in defence of the ‘no dreadlocks’ school

not so long ago, if a child’s hairstyle fell foul of his or her school’s uniform policy, the parents would swiftly take the child to the hairdressers to have it rectified. sadly, those days have gone. fulham boys school in west london has threatened to suspend a 12-year-old pupil unless he removes his dreadlocks – which clearly contravene the church of england school’s uniform policy. simple, you might think. but in these pc times, when the personal and the political have become so entwined, this reasonable request appears to have fallen on culturally sensitive ears.tuesday flanders, a rastafarian and the mother of chikayzea, the child at the centre of the row, is prepared to put up a fight. ‘they can’t expect me to cut my son’...




in praise of thomas jefferson | politics | usa

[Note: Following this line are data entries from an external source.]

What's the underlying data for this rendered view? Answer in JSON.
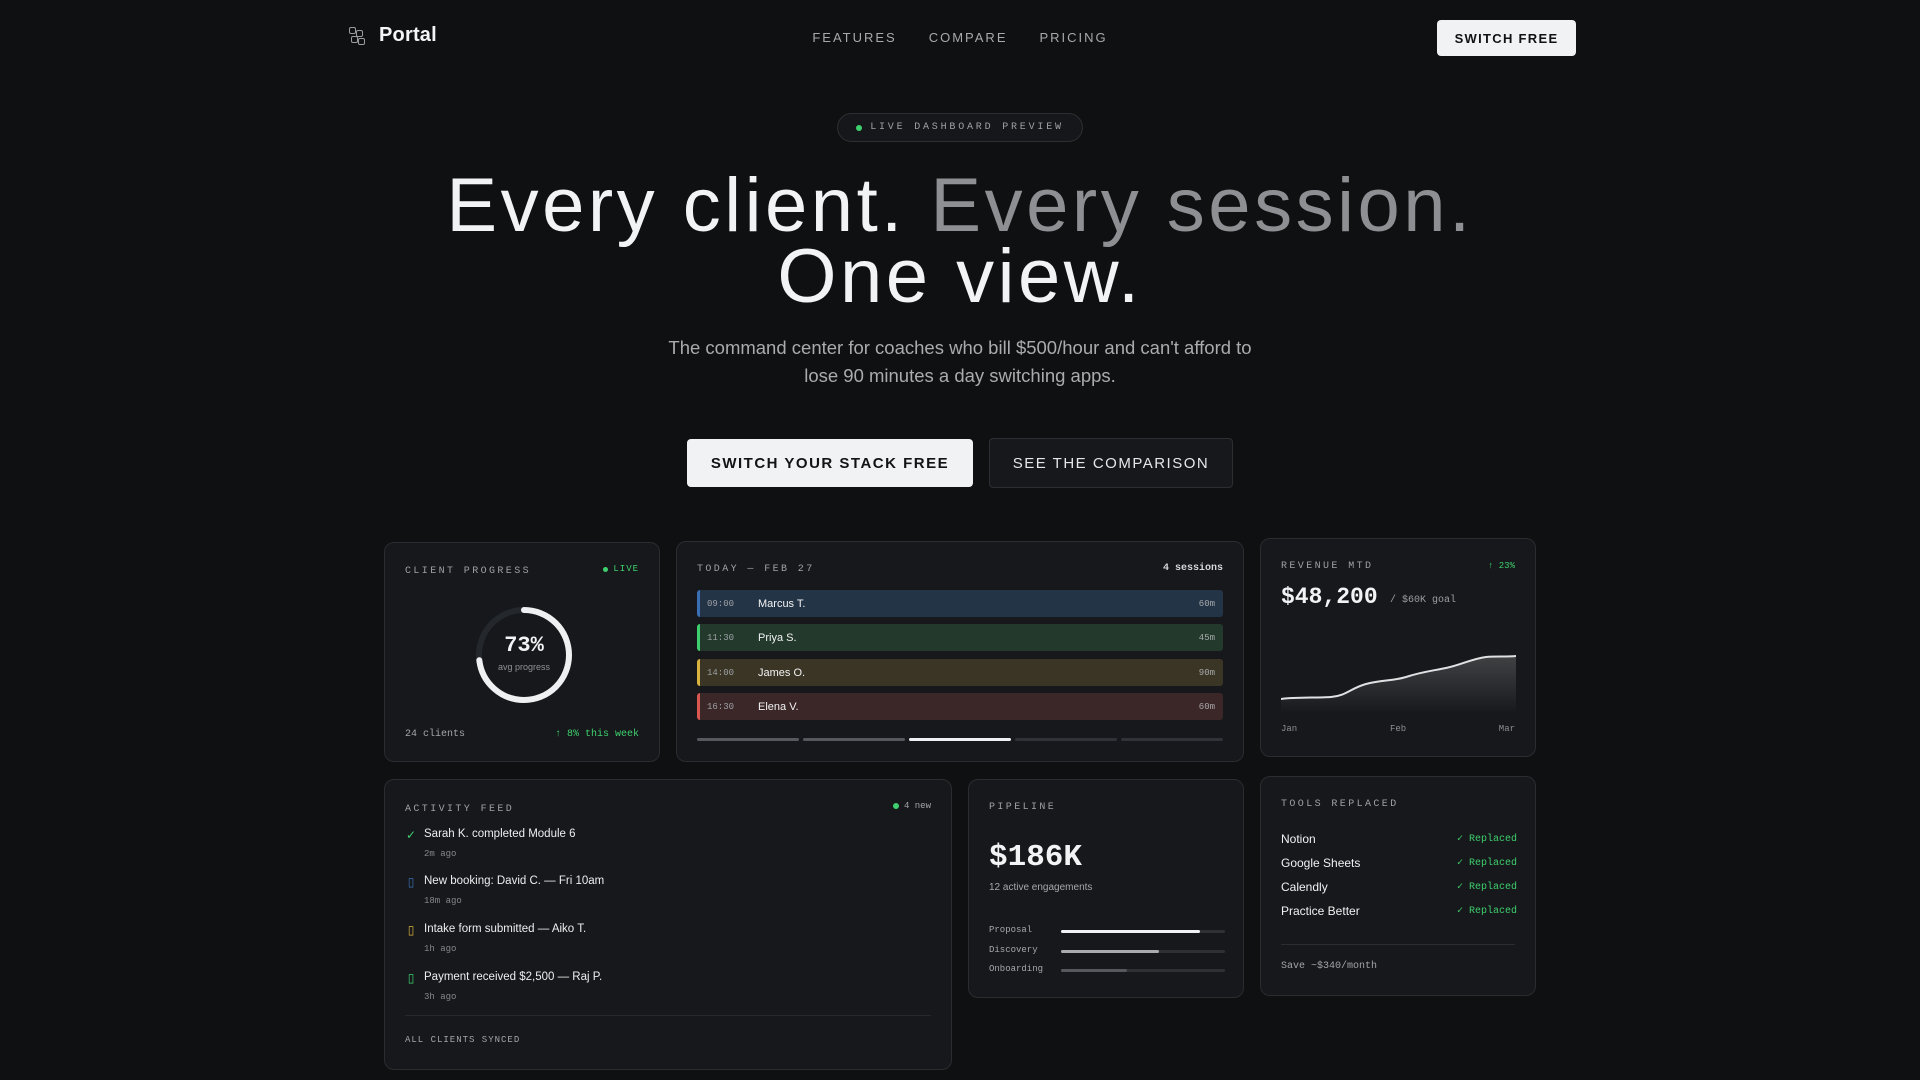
{
  "nav": {
    "brand": "Portal",
    "links": [
      "FEATURES",
      "COMPARE",
      "PRICING"
    ],
    "cta": "SWITCH FREE"
  },
  "hero": {
    "badge": "LIVE DASHBOARD PREVIEW",
    "headline_a": "Every client. ",
    "headline_b": "Every session.",
    "headline_c": "One view.",
    "subhead": "The command center for coaches who bill $500/hour and can't afford to lose 90 minutes a day switching apps.",
    "primary_cta": "SWITCH YOUR STACK FREE",
    "secondary_cta": "SEE THE COMPARISON"
  },
  "client_progress": {
    "title": "CLIENT PROGRESS",
    "badge": "LIVE",
    "percent_label": "73%",
    "percent_value": 0.73,
    "sub": "avg progress",
    "clients": "24 clients",
    "delta": "↑ 8% this week"
  },
  "today": {
    "title": "TODAY — FEB 27",
    "count": "4 sessions",
    "sessions": [
      {
        "time": "09:00",
        "name": "Marcus T.",
        "duration": "60m",
        "bar": "#3a6fb5",
        "bg": "#243447"
      },
      {
        "time": "11:30",
        "name": "Priya S.",
        "duration": "45m",
        "bar": "#3ecf6e",
        "bg": "#22392c"
      },
      {
        "time": "14:00",
        "name": "James O.",
        "duration": "90m",
        "bar": "#d9b23f",
        "bg": "#3a3525"
      },
      {
        "time": "16:30",
        "name": "Elena V.",
        "duration": "60m",
        "bar": "#d9574f",
        "bg": "#3b2628"
      }
    ],
    "active_step": 3,
    "steps": 5
  },
  "revenue": {
    "title": "REVENUE MTD",
    "delta": "↑ 23%",
    "amount": "$48,200",
    "goal": "/ $60K goal",
    "axis": [
      "Jan",
      "Feb",
      "Mar"
    ]
  },
  "activity": {
    "title": "ACTIVITY FEED",
    "new_label": "4 new",
    "items": [
      {
        "icon": "check-icon",
        "glyph": "✓",
        "color": "#3ecf6e",
        "text": "Sarah K. completed Module 6",
        "time": "2m ago"
      },
      {
        "icon": "calendar-icon",
        "glyph": "▯",
        "color": "#3a6fb5",
        "text": "New booking: David C. — Fri 10am",
        "time": "18m ago"
      },
      {
        "icon": "form-icon",
        "glyph": "▯",
        "color": "#d9b23f",
        "text": "Intake form submitted — Aiko T.",
        "time": "1h ago"
      },
      {
        "icon": "payment-icon",
        "glyph": "▯",
        "color": "#3ecf6e",
        "text": "Payment received $2,500 — Raj P.",
        "time": "3h ago"
      }
    ],
    "footer": "ALL CLIENTS SYNCED"
  },
  "pipeline": {
    "title": "PIPELINE",
    "amount": "$186K",
    "sub": "12 active engagements",
    "stages": [
      {
        "label": "Proposal",
        "value": 0.85,
        "color": "#f1f2f3"
      },
      {
        "label": "Discovery",
        "value": 0.6,
        "color": "#a9abae"
      },
      {
        "label": "Onboarding",
        "value": 0.4,
        "color": "#55585c"
      }
    ]
  },
  "tools": {
    "title": "TOOLS REPLACED",
    "items": [
      {
        "name": "Notion",
        "status": "✓ Replaced"
      },
      {
        "name": "Google Sheets",
        "status": "✓ Replaced"
      },
      {
        "name": "Calendly",
        "status": "✓ Replaced"
      },
      {
        "name": "Practice Better",
        "status": "✓ Replaced"
      }
    ],
    "footer": "Save ~$340/month"
  }
}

jefferson’s belief in human equality and democracy extended beyond penning the declaration. while other founding fathers looked sceptically at the french revolution, its potential excited jefferson. according to one british observer in 1792, he was ‘a vigorous stickler for revolutions and the downfall of an aristocracy… like his friend [thomas] paine, he cannot live but in a revolution, and all events are only considered by him in the relation they bear to the probability of a revolution to be produced by them.’what drove jefferson’s belief in republican rule, democracy and revolution was a profound trust in people’s capacity for self-government. he may himself have been an aristocrat, but, as gordon wood, an historian of the ame...




aung san suu kyi: a childish obsession | asia | politics

yet the wailing about aung san suu kyi – this fallen idol, this saint-turned-sinner, this colossal moral let-down – is itself testament to a profound problem with the way global affairs are approached today. that is to say, too often they are boiled down to baddies versus goodies, as if the driving forces of conflicts, struggles and tyrannies around the world can be reduced to the moral character of particular individuals. as a result the complexities of local situations, the material forces involved – social, political and economic – cease to exist. all that matters is the seeming evilness or goodness of individual leaders. we’ve seen this shallow, childish approach underwrite the disastrous interventions against assorted internat...




parsons green: silence in the face of terror

are we going to talk about this? the fact that there was an act of attempted mass murder on the tube on friday? the fact that someone in our midst – a refugee, allegedly – planted an iraq-style ied, the device of a warzone, among innocent commuters in order to destroy life and limb on a vast scale? mercifully, the bomb, in a bucket in a lidl bag left on a train at parsons green in west london, didn’t properly explode, meaning it only – we say ‘only’ about such incidents these days – injured people rather than killing and maiming them. but this shouldn’t take away from the horrifying fact that this was the fourth time this year that a suspected islamist sought to massacre crowds of brits: ordinary people, workers, mums, childr...




pc stalinism: the eu bans cartoons critical of the eu

in a move totally unsurprising to anyone who has been paying attention, the eu has shown its authoritarian colours by banning cartoons from one of its own exhibitions. british mep catherine bearder has censored a dozen satirical cartoons intended for an exhibition celebrating 60 years of the eu. reports show post-its marked with big crosses stuck on cartoons critical of brussels.the censored cartoons, drawn by french and greek cartoonists, include one showing different eu countries at the starting line of a car race. beneath the banner ‘multy-speed europe [sic]’, germany is depicted by a giant porsche, italy is a tiny fiat and greece is a chariot pulled by a pensioner. a sharp and accurate observation of the status quo, if you ask me.the...